The federal government has acknowledged that it shares its terrorist watchlist with more than 1,400 private entities, including hospitals and universities, prompting concerns from civil libertarians that those mistakenly placed on the list could face a wide variety of hassles in their daily lives.
The government’s admission that it shares the list so broadly comes after years of insistence that the list is generally not shared with the private sector.
Gadeir Abbas, a lawyer with the Council on American-Islamic Relations, which has filed a constitutional challenge to the government’s use of the watchlist, called the government’s admission shocking.
“We’ve always suspected there was private-sector dissemination of the terror watchlist, but we had no idea the breadth of the dissemination would be so large,” Abbas said.

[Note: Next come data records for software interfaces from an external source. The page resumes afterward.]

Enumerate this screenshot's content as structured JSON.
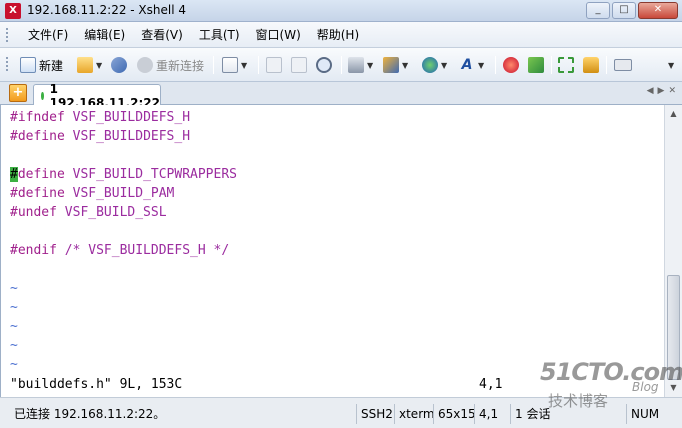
{
  "window": {
    "title": "192.168.11.2:22 - Xshell 4",
    "controls": [
      "minimize",
      "maximize",
      "close"
    ]
  },
  "menu": {
    "items": [
      "文件(F)",
      "编辑(E)",
      "查看(V)",
      "工具(T)",
      "窗口(W)",
      "帮助(H)"
    ]
  },
  "toolbar": {
    "new_label": "新建",
    "reconnect_label": "重新连接"
  },
  "tabs": [
    {
      "label": "1 192.168.11.2:22",
      "active": true,
      "status_color": "#3cb043"
    }
  ],
  "terminal": {
    "lines": [
      {
        "kw": "#ifndef",
        "text": " VSF_BUILDDEFS_H"
      },
      {
        "kw": "#define",
        "text": " VSF_BUILDDEFS_H"
      },
      {
        "kw": "",
        "text": ""
      },
      {
        "cursor": "#",
        "kw": "define",
        "text": " VSF_BUILD_TCPWRAPPERS"
      },
      {
        "kw": "#define",
        "text": " VSF_BUILD_PAM"
      },
      {
        "kw": "#undef",
        "text": " VSF_BUILD_SSL"
      },
      {
        "kw": "",
        "text": ""
      },
      {
        "kw": "#endif",
        "text": " /* VSF_BUILDDEFS_H */"
      },
      {
        "kw": "",
        "text": ""
      },
      {
        "tilde": "~"
      },
      {
        "tilde": "~"
      },
      {
        "tilde": "~"
      },
      {
        "tilde": "~"
      },
      {
        "tilde": "~"
      }
    ],
    "status_line": "\"builddefs.h\" 9L, 153C",
    "cursor_position": "4,1"
  },
  "statusbar": {
    "connection": "已连接 192.168.11.2:22。",
    "protocol": "SSH2",
    "term_type": "xterm",
    "size": "65x15",
    "position": "4,1",
    "sessions": "1 会话",
    "num": "NUM"
  },
  "watermark": {
    "brand": "51CTO.com",
    "subtitle": "技术博客",
    "blog": "Blog"
  },
  "colors": {
    "keyword": "#a0208c",
    "text": "#9b2c9f",
    "tilde": "#4a6fd0",
    "cursor": "#3cb043"
  }
}
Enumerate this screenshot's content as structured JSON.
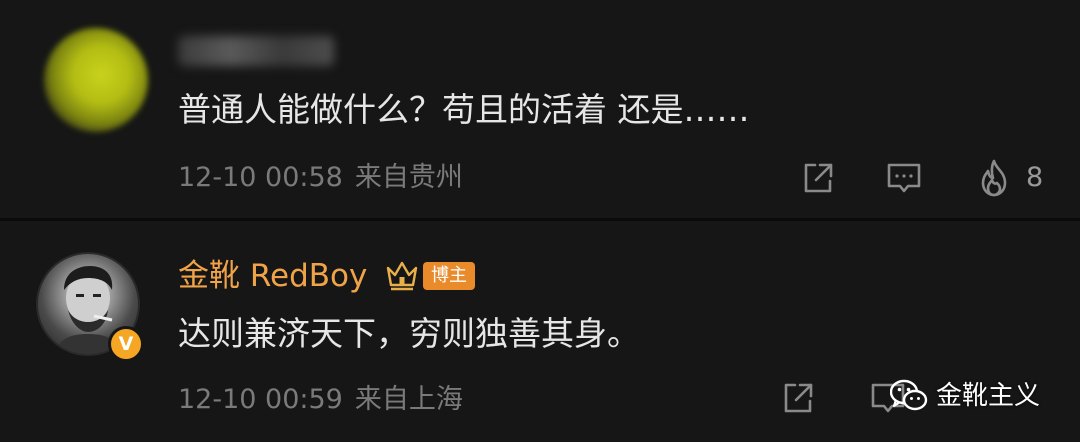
{
  "comments": [
    {
      "text": "普通人能做什么？苟且的活着 还是……",
      "time": "12-10 00:58",
      "location": "来自贵州",
      "like_count": "8"
    },
    {
      "username": "金靴 RedBoy",
      "blogger_tag": "博主",
      "verified_mark": "V",
      "text": "达则兼济天下，穷则独善其身。",
      "time": "12-10 00:59",
      "location": "来自上海"
    }
  ],
  "watermark": {
    "text": "金靴主义",
    "icon": "wechat-icon"
  },
  "icons": {
    "share": "share-icon",
    "reply": "comment-icon",
    "like": "flame-like-icon",
    "crown": "crown-badge-icon"
  },
  "colors": {
    "background": "#161616",
    "username": "#f0a347",
    "tag": "#e98a2b",
    "meta": "#7a7a7a",
    "text": "#e6e6e6"
  }
}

The watchlist is supposed to include only those who are known or suspected terrorists but contains hundreds of thousands of names. The government’s no-fly list is culled from a small subset of the watchlist.

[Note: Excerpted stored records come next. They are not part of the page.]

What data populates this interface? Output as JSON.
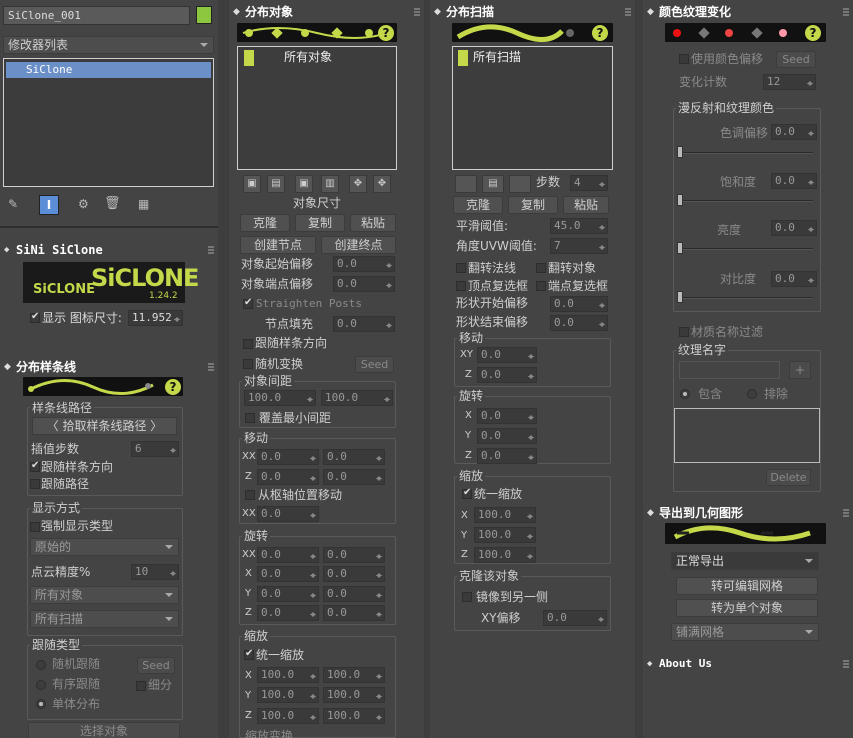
{
  "stack": {
    "object_name": "SiClone_001",
    "color_swatch": "#8dc63f",
    "modifier_list": "修改器列表",
    "modifier_item": "SiClone"
  },
  "siclone": {
    "header": "SiNi SiClone",
    "logo_small": "SiCLONE",
    "logo_big": "SiCLONE",
    "version": "1.24.2",
    "display_label": "显示 图标尺寸:",
    "icon_size": "11.952"
  },
  "spline": {
    "header": "分布样条线",
    "path_group": "样条线路径",
    "pick_button": "〈 拾取样条线路径 〉",
    "interp_label": "插值步数",
    "interp_value": "6",
    "follow_dir": "跟随样条方向",
    "follow_path": "跟随路径",
    "display_group": "显示方式",
    "force_display": "强制显示类型",
    "display_type": "原始的",
    "cloud_label": "点云精度%",
    "cloud_value": "10",
    "all_objects": "所有对象",
    "all_sweeps": "所有扫描",
    "follow_group": "跟随类型",
    "random_follow": "随机跟随",
    "seed": "Seed",
    "ordered_follow": "有序跟随",
    "subdivide": "细分",
    "single_dist": "单体分布",
    "select_obj": "选择对象"
  },
  "distobj": {
    "header": "分布对象",
    "list_item": "所有对象",
    "size_label": "对象尺寸",
    "clone": "克隆",
    "copy": "复制",
    "paste": "粘贴",
    "create_start": "创建节点",
    "create_end": "创建终点",
    "start_offset": "对象起始偏移",
    "start_offset_val": "0.0",
    "end_offset": "对象端点偏移",
    "end_offset_val": "0.0",
    "straighten": "Straighten Posts",
    "node_fill": "节点填充",
    "node_fill_val": "0.0",
    "follow_dir": "跟随样条方向",
    "random_xform": "随机变换",
    "seed": "Seed",
    "spacing_group": "对象间距",
    "spacing_a": "100.0",
    "spacing_b": "100.0",
    "override_min": "覆盖最小间距",
    "move_group": "移动",
    "xx": "XX",
    "x": "X",
    "z": "Z",
    "zero": "0.0",
    "from_pivot": "从枢轴位置移动",
    "rotate_group": "旋转",
    "y": "Y",
    "scale_group": "缩放",
    "uniform": "统一缩放",
    "hundred": "100.0",
    "bottom_cut": "缩放变换"
  },
  "distsweep": {
    "header": "分布扫描",
    "list_item": "所有扫描",
    "steps_label": "步数",
    "steps_val": "4",
    "clone": "克隆",
    "copy": "复制",
    "paste": "粘贴",
    "smooth_label": "平滑阈值:",
    "smooth_val": "45.0",
    "uvw_label": "角度UVW阈值:",
    "uvw_val": "7",
    "flip_normal": "翻转法线",
    "flip_obj": "翻转对象",
    "vertex_sel": "顶点复选框",
    "end_sel": "端点复选框",
    "shape_start": "形状开始偏移",
    "shape_end": "形状结束偏移",
    "zero": "0.0",
    "move_group": "移动",
    "xy": "XY",
    "z": "Z",
    "x": "X",
    "y": "Y",
    "rotate_group": "旋转",
    "scale_group": "缩放",
    "uniform": "统一缩放",
    "hundred": "100.0",
    "clone_group": "克隆该对象",
    "mirror": "镜像到另一侧",
    "xy_offset": "XY偏移"
  },
  "color": {
    "header": "颜色纹理变化",
    "use_offset": "使用颜色偏移",
    "seed": "Seed",
    "count_label": "变化计数",
    "count_val": "12",
    "diffuse_group": "漫反射和纹理颜色",
    "hue": "色调偏移",
    "sat": "饱和度",
    "bright": "亮度",
    "contrast": "对比度",
    "zero": "0.0",
    "mat_filter": "材质名称过滤",
    "tex_group": "纹理名字",
    "plus": "+",
    "include": "包含",
    "exclude": "排除",
    "delete": "Delete"
  },
  "export": {
    "header": "导出到几何图形",
    "mode": "正常导出",
    "to_mesh": "转可编辑网格",
    "to_single": "转为单个对象",
    "tile": "铺满网格"
  },
  "about": {
    "header": "About Us"
  },
  "colors": {
    "accent": "#c4d84a",
    "bg": "#444444",
    "list_border": "#cfcfcf"
  }
}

Critics say that the watchlist is wildly overbroad and mismanaged, and that large numbers of people wrongly included on the list suffer routine difficulties and indignities because of their inclusion.

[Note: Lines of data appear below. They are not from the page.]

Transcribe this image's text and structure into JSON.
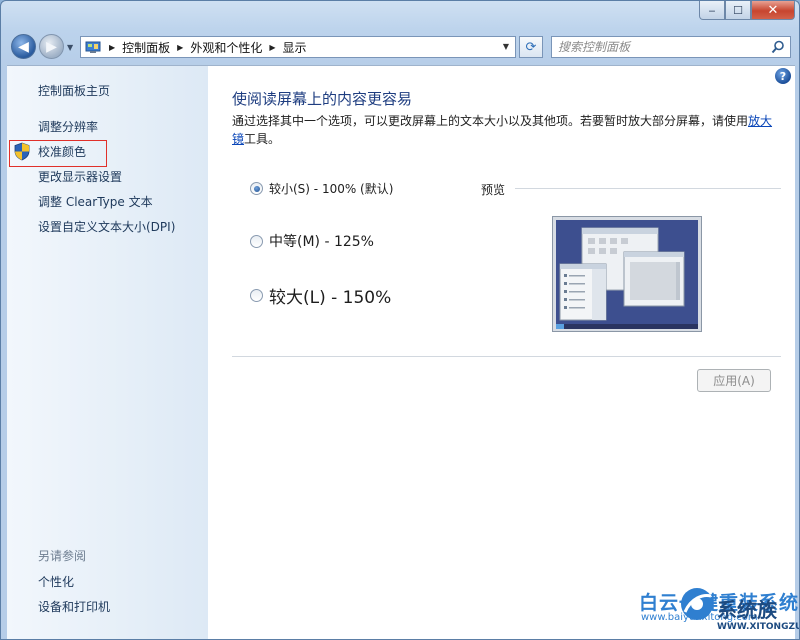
{
  "window": {
    "minimize_label": "‒",
    "maximize_label": "☐",
    "close_label": "✕"
  },
  "navigation": {
    "breadcrumbs": [
      "控制面板",
      "外观和个性化",
      "显示"
    ],
    "search_placeholder": "搜索控制面板"
  },
  "sidebar": {
    "home": "控制面板主页",
    "items": [
      "调整分辨率",
      "校准颜色",
      "更改显示器设置",
      "调整 ClearType 文本",
      "设置自定义文本大小(DPI)"
    ],
    "see_also_label": "另请参阅",
    "see_also": [
      "个性化",
      "设备和打印机"
    ]
  },
  "main": {
    "help_label": "?",
    "title": "使阅读屏幕上的内容更容易",
    "desc_before_link": "通过选择其中一个选项，可以更改屏幕上的文本大小以及其他项。若要暂时放大部分屏幕，请使用",
    "desc_link": "放大镜",
    "desc_after_link": "工具。",
    "options": [
      {
        "label": "较小(S) - 100% (默认)",
        "selected": true
      },
      {
        "label": "中等(M) - 125%",
        "selected": false
      },
      {
        "label": "较大(L) - 150%",
        "selected": false
      }
    ],
    "preview_label": "预览",
    "apply_label": "应用(A)"
  },
  "watermark": {
    "text": "白云一键重装系统",
    "text_url": "www.baiyunxitong.com",
    "brand": "系统族",
    "brand_url": "WWW.XITONGZU.COM"
  },
  "colors": {
    "link": "#1e395b",
    "title": "#1e3d80",
    "accent": "#0a46b8",
    "highlight_box": "#e0302a"
  }
}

The government’s admission comes in a class-action lawsuit filed in federal court in Alexandria by Muslims who say they regularly experience difficulties in travel, financial transactions and interactions with law enforcement because they have been wrongly added to the list. The Associated Press is the first to report on the disclosure after reviewing the case documents.